- LGBTQ Rights: Whitmer’s campaign touts her efforts to “expand our civil rights laws to include people of all genders, identities, and sexual orientations.” She also touts her support for “same-sex adoptions and domestic partner benefits.”
- “Ban the Box”: Whitmer calls for government employers in her state to “eliminate checkboxes on job applications that require potential employees to
indicate whether they have a criminal background,” a priority for criminal justice reformers who hope to reduce recidivism and ensure that people with criminal convictions are still able to find work.
- Universal Preschool: Whitmer also promises to “create our state’s first ever
universal preschool program.”
Again, Whitmer is not as far to the left as El-Sayed, who proposed a localized single-payer health plan — an ambitious proposal but also one that is very difficult to implement at the state level because of the risk that sick people will rush into states with such health plans, eventually making it unaffordable. But Whitmer’s campaign is a testament to the success of progressive activists who’ve worked to shift the Democratic Party to the left for years.
Compare Whitmer’s positions to those of Jennifer Granholm, the last Democrat to serve as Michigan’s governor. In 2007, Granholm had just won reelection and, thanks for term limits, could not seek a third term. Because Granholm is a naturalized citizen (she was born in Canada), she could not run for president. At the time, moreover, Michigan had two firmly entrenched Democratic senators.
Granholm, in other words, was at the pinnacle of her political career in 2007. She had no more brass rings to grasp, and was free to say more or less whatever she wanted without having to worry about how it would play in her next election. Here’s how she decided to tout her record on her own website.
Jennifer M. Granholm was re-elected the 47th governor of Michigan in November 2006. Since taking office in 2003, she has successfully resolved more than $4 billion in budget deficits, trimming more from state government than any governor in Michigan’s history. A fiscal hawk, Granholm has worked to ensure that state government spends every penny efficiently, while aggressively pursuing her top priority of putting Michigan families first.

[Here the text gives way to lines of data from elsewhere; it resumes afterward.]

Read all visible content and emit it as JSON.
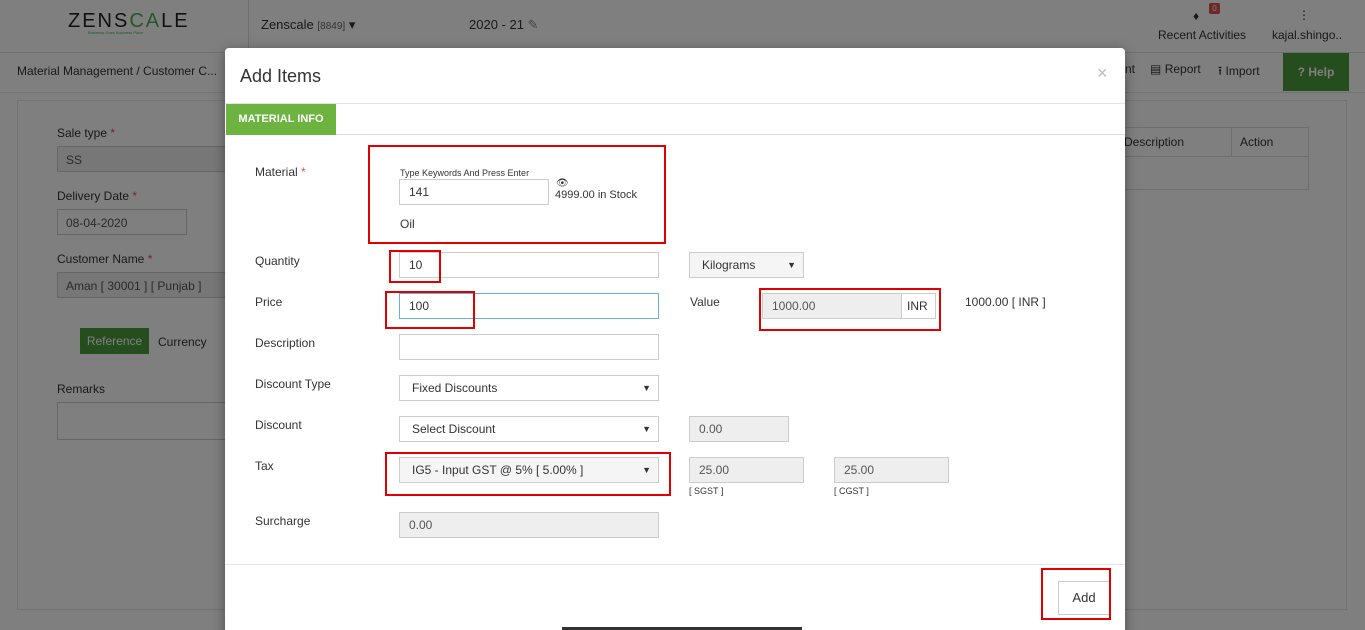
{
  "app": {
    "logo_pre": "ZENS",
    "logo_hl": "CA",
    "logo_post": "LE",
    "logo_tagline": "Business Goes Business Place",
    "company": "Zenscale",
    "company_code": "[8849]",
    "year": "2020 - 21",
    "recent_activities": "Recent Activities",
    "notification_count": "0",
    "user": "kajal.shingo..",
    "breadcrumb": "Material Management  / Customer C...",
    "actions": [
      "nt",
      "Report",
      "Import"
    ],
    "help": "Help"
  },
  "background_form": {
    "sale_type_label": "Sale type",
    "sale_type_value": "SS",
    "delivery_date_label": "Delivery Date",
    "delivery_date_value": "08-04-2020",
    "customer_label": "Customer Name",
    "customer_value": "Aman [ 30001 ] [ Punjab ]",
    "reference_tab": "Reference",
    "currency_tab": "Currency",
    "remarks_label": "Remarks",
    "table_headers": [
      "Description",
      "Action"
    ]
  },
  "modal": {
    "title": "Add Items",
    "close": "×",
    "tab": "MATERIAL INFO",
    "material": {
      "label": "Material",
      "hint": "Type Keywords And Press Enter",
      "value": "141",
      "stock": "4999.00 in Stock",
      "name": "Oil"
    },
    "quantity": {
      "label": "Quantity",
      "value": "10",
      "unit": "Kilograms"
    },
    "price": {
      "label": "Price",
      "value": "100"
    },
    "value": {
      "label": "Value",
      "amount": "1000.00",
      "currency": "INR",
      "summary": "1000.00 [ INR ]"
    },
    "description": {
      "label": "Description",
      "value": ""
    },
    "discount_type": {
      "label": "Discount Type",
      "value": "Fixed Discounts"
    },
    "discount": {
      "label": "Discount",
      "value": "Select Discount",
      "amount": "0.00"
    },
    "tax": {
      "label": "Tax",
      "value": "IG5 - Input GST @ 5% [ 5.00% ]",
      "sgst_value": "25.00",
      "sgst_label": "[ SGST ]",
      "cgst_value": "25.00",
      "cgst_label": "[ CGST ]"
    },
    "surcharge": {
      "label": "Surcharge",
      "value": "0.00"
    },
    "add_button": "Add"
  },
  "icons": {
    "dropdown": "▾",
    "edit": "✎",
    "bell": "🔔",
    "kebab": "⋮",
    "eye": "👁",
    "report": "▤",
    "import": "⭱",
    "help": "?"
  },
  "colors": {
    "brand_green": "#4a9a3c",
    "tab_green": "#6cb33f",
    "highlight_red": "#e00000"
  }
}
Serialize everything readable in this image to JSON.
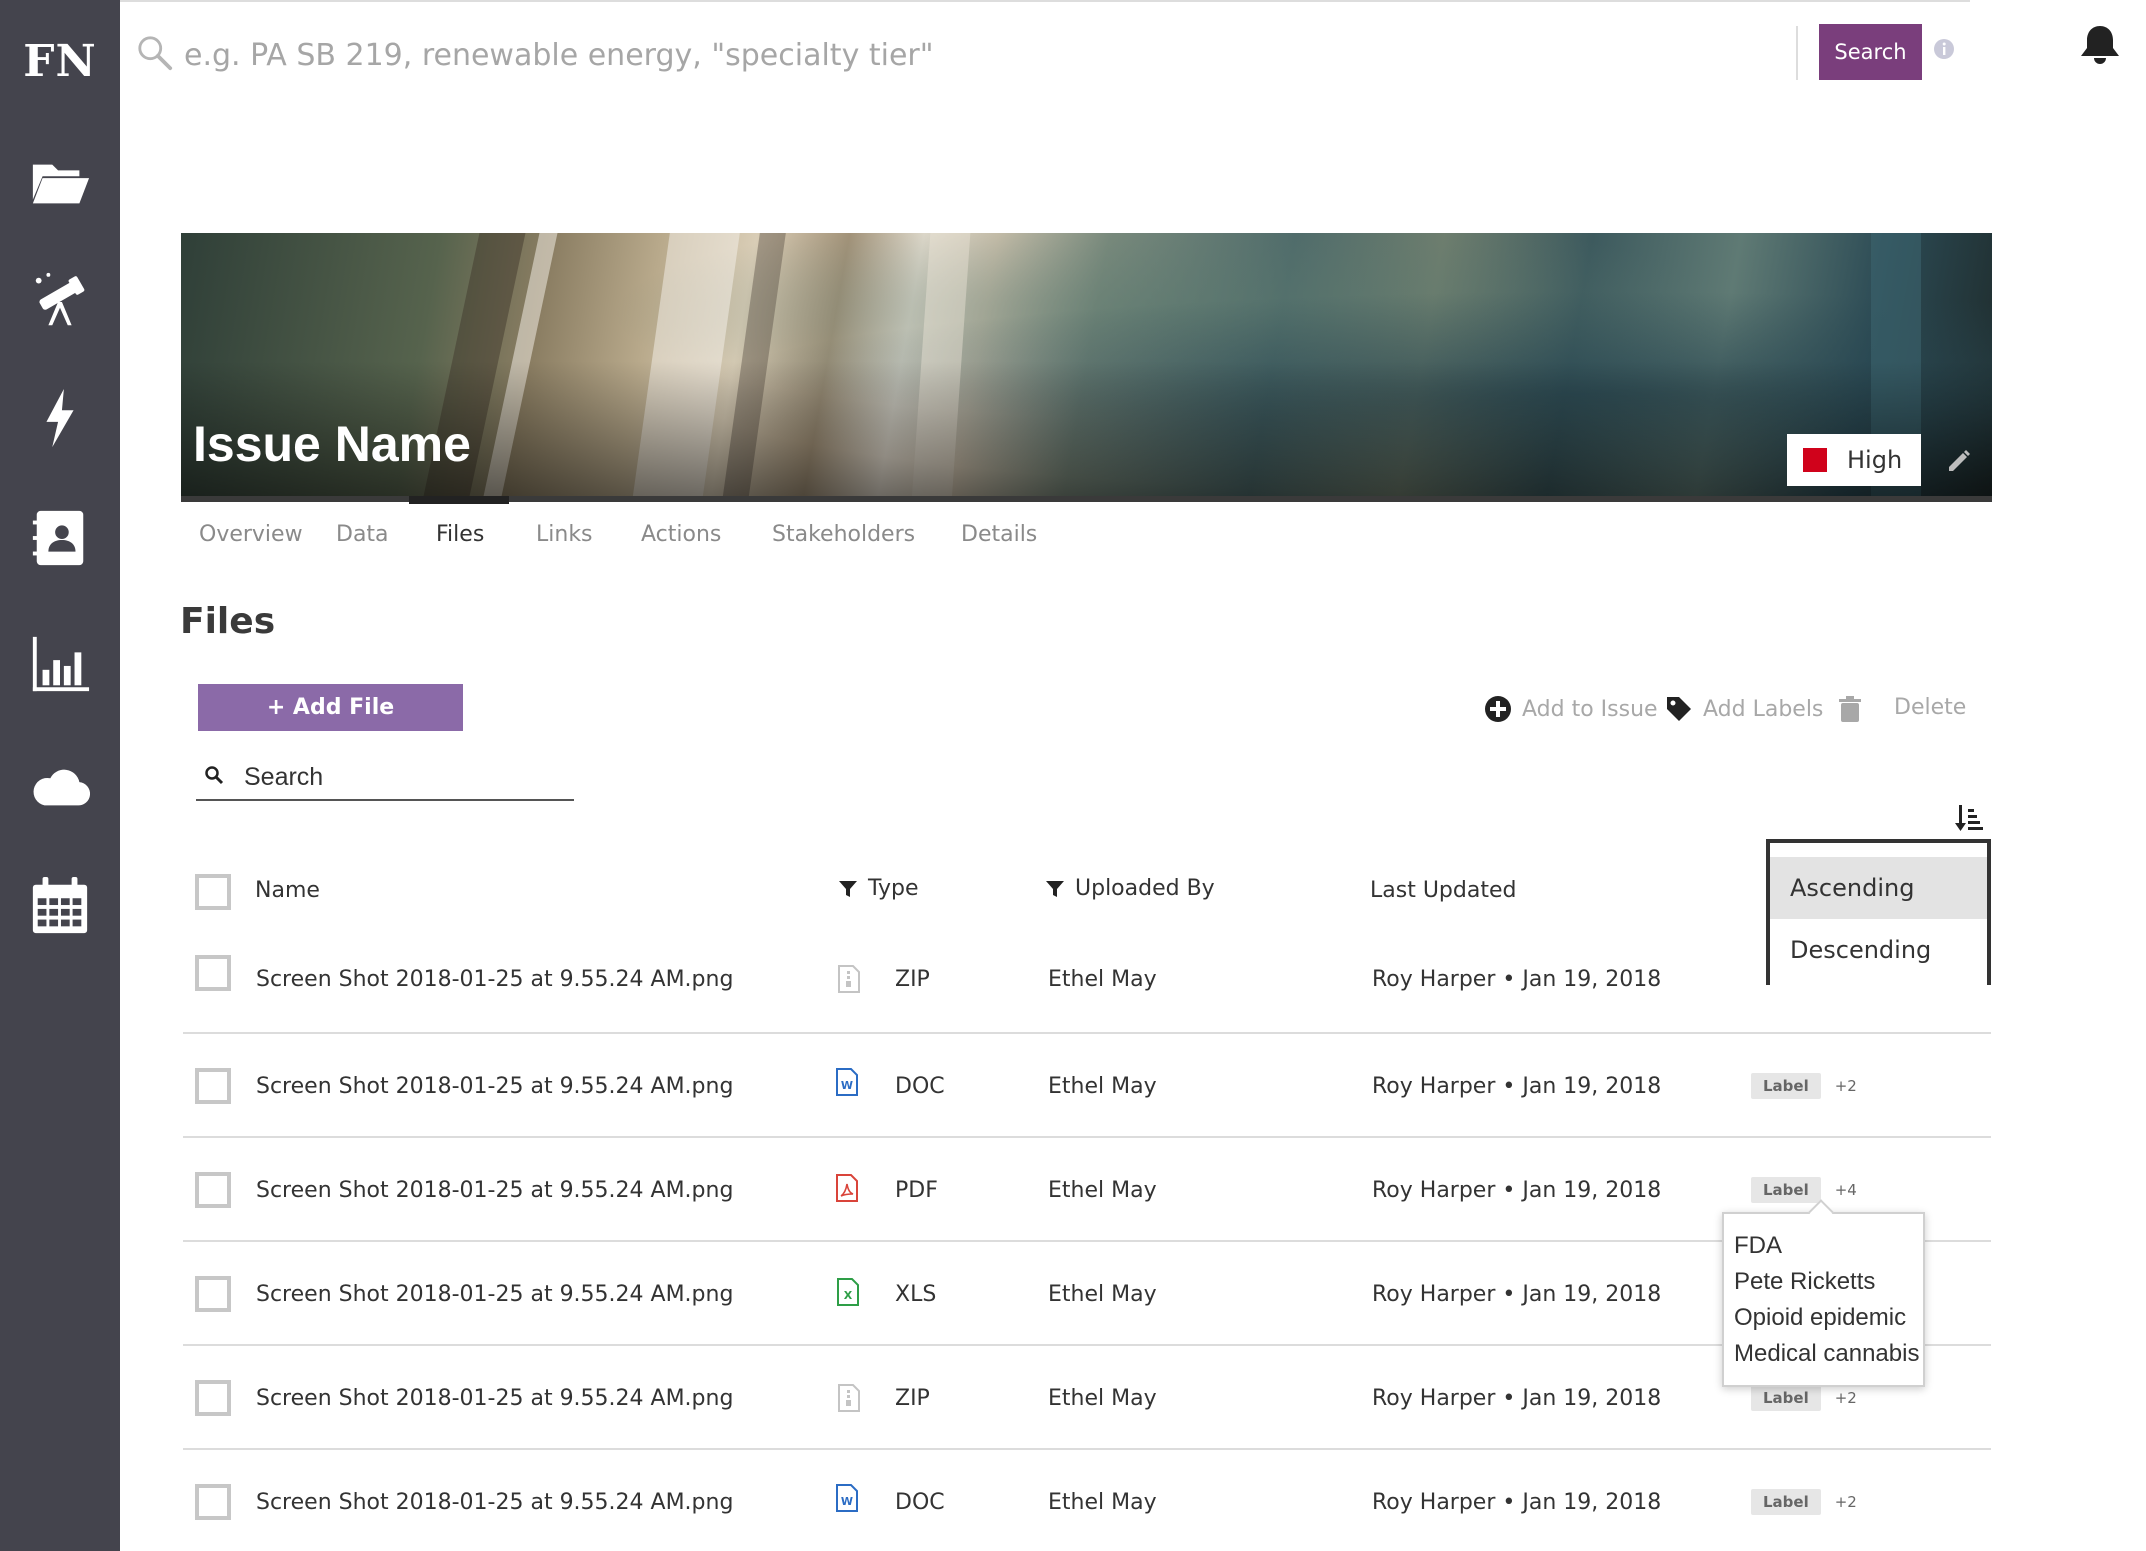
{
  "brand": {
    "logo_text": "FN"
  },
  "sidebar": {
    "items": [
      {
        "icon": "folder-open-icon"
      },
      {
        "icon": "telescope-icon"
      },
      {
        "icon": "lightning-icon"
      },
      {
        "icon": "contacts-book-icon"
      },
      {
        "icon": "bar-chart-icon"
      },
      {
        "icon": "cloud-icon"
      },
      {
        "icon": "calendar-icon"
      }
    ]
  },
  "topbar": {
    "search_placeholder": "e.g. PA SB 219, renewable energy, \"specialty tier\"",
    "search_value": "",
    "search_button": "Search",
    "accent": "#7a3e7c"
  },
  "issue": {
    "name": "Issue Name",
    "priority": "High",
    "priority_color": "#d0021b"
  },
  "tabs": [
    {
      "label": "Overview",
      "active": false
    },
    {
      "label": "Data",
      "active": false
    },
    {
      "label": "Files",
      "active": true
    },
    {
      "label": "Links",
      "active": false
    },
    {
      "label": "Actions",
      "active": false
    },
    {
      "label": "Stakeholders",
      "active": false
    },
    {
      "label": "Details",
      "active": false
    }
  ],
  "files": {
    "title": "Files",
    "add_button": "+ Add File",
    "actions": {
      "add_to_issue": "Add to Issue",
      "add_labels": "Add Labels",
      "delete": "Delete"
    },
    "search_placeholder": "Search",
    "columns": {
      "name": "Name",
      "type": "Type",
      "uploaded_by": "Uploaded By",
      "last_updated": "Last Updated"
    },
    "rows": [
      {
        "name": "Screen Shot 2018-01-25 at 9.55.24 AM.png",
        "type": "ZIP",
        "type_icon": "zip-file-icon",
        "uploaded_by": "Ethel May",
        "last_updated": "Roy Harper • Jan 19, 2018",
        "label": "",
        "label_more": ""
      },
      {
        "name": "Screen Shot 2018-01-25 at 9.55.24 AM.png",
        "type": "DOC",
        "type_icon": "word-file-icon",
        "uploaded_by": "Ethel May",
        "last_updated": "Roy Harper • Jan 19, 2018",
        "label": "Label",
        "label_more": "+2"
      },
      {
        "name": "Screen Shot 2018-01-25 at 9.55.24 AM.png",
        "type": "PDF",
        "type_icon": "pdf-file-icon",
        "uploaded_by": "Ethel May",
        "last_updated": "Roy Harper • Jan 19, 2018",
        "label": "Label",
        "label_more": "+4"
      },
      {
        "name": "Screen Shot 2018-01-25 at 9.55.24 AM.png",
        "type": "XLS",
        "type_icon": "excel-file-icon",
        "uploaded_by": "Ethel May",
        "last_updated": "Roy Harper • Jan 19, 2018",
        "label": "",
        "label_more": ""
      },
      {
        "name": "Screen Shot 2018-01-25 at 9.55.24 AM.png",
        "type": "ZIP",
        "type_icon": "zip-file-icon",
        "uploaded_by": "Ethel May",
        "last_updated": "Roy Harper • Jan 19, 2018",
        "label": "Label",
        "label_more": "+2"
      },
      {
        "name": "Screen Shot 2018-01-25 at 9.55.24 AM.png",
        "type": "DOC",
        "type_icon": "word-file-icon",
        "uploaded_by": "Ethel May",
        "last_updated": "Roy Harper • Jan 19, 2018",
        "label": "Label",
        "label_more": "+2"
      }
    ],
    "sort_menu": {
      "options": [
        "Ascending",
        "Descending"
      ],
      "selected": "Ascending"
    },
    "label_popover": [
      "FDA",
      "Pete Ricketts",
      "Opioid epidemic",
      "Medical cannabis"
    ]
  }
}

Just over a decade later, Whitmer is campaigning on her efforts to expand social services, restore public health funding, and find new sources of tax revenue. When she talks about reducing government spending, she often does so in the context of advancing a progressive priority. One of the reasons she supports ban-the-box legislation, for example, is that doing so would “save taxpayer dollars on corrections facilities.”
So yes, Michigan Democrats did not choose the leftmost candidate on Tuesday. But that choice should not obscure just how far the party has moved to the left. And, in the long run, that bodes very well for Democratic progressives.
The way to realign the Democratic Party isn’t just to run insurgent candidates who occasionally upset the party’s establishment. The way to move the Democratic Party to the left is for progressives to become the party’s establishment. They are well on their way to achieving this goal.